The package on the retail shelf used to be the last opportunity (or the first) to influence consumers before they decide to buy. But, the internet has changed all that. In a WSJ story entitled “Supermarkets Face a Growing Problem: Too Much Space,” Heather Haddon and Julie Jargon point out that, “A massive build-out by retailers has left the country piled up with grocery shelves as consumers are shifting from big weekly shopping trips to more snacking and to-go meals.” Furthermore, in “What in the World Is Causing the Retail Meltdown of 2017?” written by Derek Thompson notes “There have been nine retail bankruptcies in 2017—as many as all of 2016. J.C. Penney, RadioShack, Macy’s, and Sears have each announced more than 100 store closures. Sports Authority has liquidated, and Payless has filed for bankruptcy.” He offers a few reasons besides Amazon, including that people are simply buying more stuff online (wait, isn’t that Amazon?), America built way too many malls, and we are shifting our spending from materialism to meals out with friends (how much can you eat?).
We don’t entirely agree.

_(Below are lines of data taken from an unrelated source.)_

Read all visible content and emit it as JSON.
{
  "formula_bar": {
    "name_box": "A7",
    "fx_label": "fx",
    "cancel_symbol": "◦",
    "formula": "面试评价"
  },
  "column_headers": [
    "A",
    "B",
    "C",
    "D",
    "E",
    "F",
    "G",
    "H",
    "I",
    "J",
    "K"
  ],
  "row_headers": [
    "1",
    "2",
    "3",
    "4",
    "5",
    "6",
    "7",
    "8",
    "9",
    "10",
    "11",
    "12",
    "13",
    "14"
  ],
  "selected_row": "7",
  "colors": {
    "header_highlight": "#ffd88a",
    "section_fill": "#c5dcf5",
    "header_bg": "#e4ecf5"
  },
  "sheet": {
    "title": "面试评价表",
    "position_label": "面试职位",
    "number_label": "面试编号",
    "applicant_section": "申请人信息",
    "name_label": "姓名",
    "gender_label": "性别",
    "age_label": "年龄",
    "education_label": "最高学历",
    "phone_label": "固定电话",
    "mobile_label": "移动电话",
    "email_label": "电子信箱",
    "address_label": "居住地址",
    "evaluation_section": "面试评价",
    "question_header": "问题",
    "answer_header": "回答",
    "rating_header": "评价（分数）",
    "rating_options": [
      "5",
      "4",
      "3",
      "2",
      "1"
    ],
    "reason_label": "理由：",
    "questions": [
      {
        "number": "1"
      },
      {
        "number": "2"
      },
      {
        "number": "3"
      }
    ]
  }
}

In fact, retail – and the shelves that go with it – isn’t going away soon, despite all the doom and gloom. People are social animals, and social animals need other animals if they are going to be social. And while we aren’t arguing with the convenience of online shopping (thanks to Amazon who continues to lose money despite its valuations), you can’t really touch a product on a computer – yet. And until you can, people will want to “get out of the house.” Sure, meals may be going up, but shopping isn’t going away anytime soon.
What it’s doing is changing.
 Supermarkets Face a Growing Problem: Too Much Space, A massive retail build-out has taken a toll on earnings, leaving the industry vulnerable to closures. “There’s only so much food we can buy,” by Heather Haddon and Julie Jargon, July 31, 2017, Wall Street Journal.
 What in the World Is Causing the Retail Meltdown of 2017?, Derek Thompson, Atlantic Monthly, April, 10, 2017.